The National Oceanic and Atmospheric Administration’s Ship Oscar Elton Sette departs on Wednesday for Papahanaumokuakea, one of the largest, protected marine conservation areas in the world and home to endangered Hawaiian monk seals, threatened green turtles and millions of seabirds.
NOAA researchers this year will conduct the usual tasks — measuring and tagging all weaned Hawaiian monk seal pups, conducting beach counts and removing marine debris. A team of biologists will also measure and tag basking and nesting sea turtles and monitor nesting activities at French Frigate Shoals.
Another field team, however, will focus on researching how animals responded to the loss of East Island at French Frigate Shoals, where a majority of Hawaii’s green sea turtles nest, and dozens of Hawaiian monk seals pup. East Island was washed away by Hurricane Walaka in October 2018.
Field researchers from NOAA, along with six partner organizations, will focus their research and conservation activities at French Frigate Shoals as well as Laysan Island, Lisianski Island, Pearl and Hermes Reef and Kure Atoll. They will also take day trips to survey Niihau, Nihoa, and Mokumanamana islands and Midway Atoll.
The NOAA Ship Oscar Elton Sette will transport state Department of Land and Natural Resources staff and supplies to Kure Atoll. At Lisianski Island, the U.S. Fish and Wildlife Service will help the NOAA team find routes through the dense vegetation that blocks the shoreline and access to monk seals.
On Mokumanamana, the Office of Hawaiian Affairs will lead a small NOAA team past delicate cultural sites to access monk seal habitat.
This year, a teacher from Kamehameha Schools will also head out with the team, with plans to bring the work and stories of the Northwestern Hawaiian Islands back home to students.
As in years past, after the Sette drops the field researchers off, she will also transport any discovered, underweight monk seal pups back to The Marine Mammal Center’s Ke Kai Ola monk seal hospital in Kona for rehabilitation. Years of data have shown that underweight pups have a low chance of survival when they wean, so NOAA and Ke Kai Ola have collaborated over the years to rehabilitate the pups to a healthy weight, and then return them to their birthplaces.

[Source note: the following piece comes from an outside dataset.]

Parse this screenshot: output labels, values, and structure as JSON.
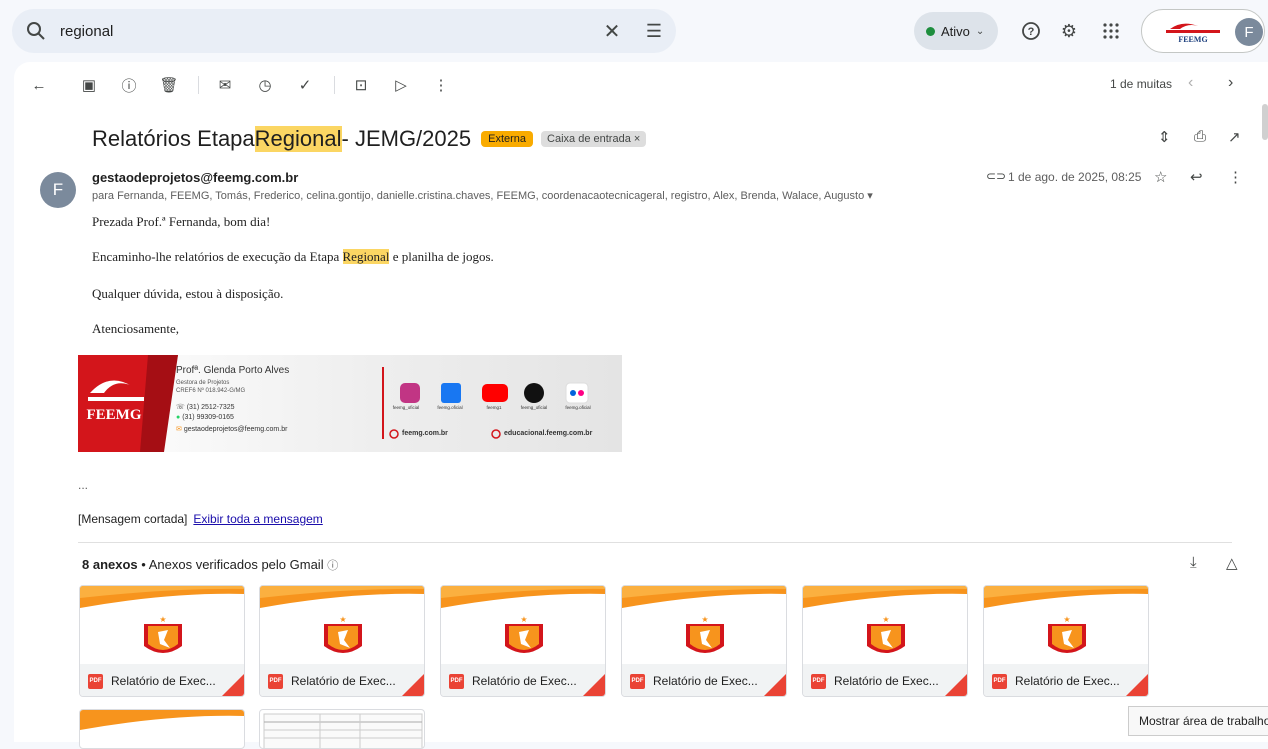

Two monk seal pups from Laysan Island — ‘Akulikuli and Maiapilo — have been at The Marine Mammal Center’s Ke Kai Ola since September, gaining weight. They are expected to return home to Laysan during the second leg of the expedition, outfitted with satellite trackers to determine how well they do following their release.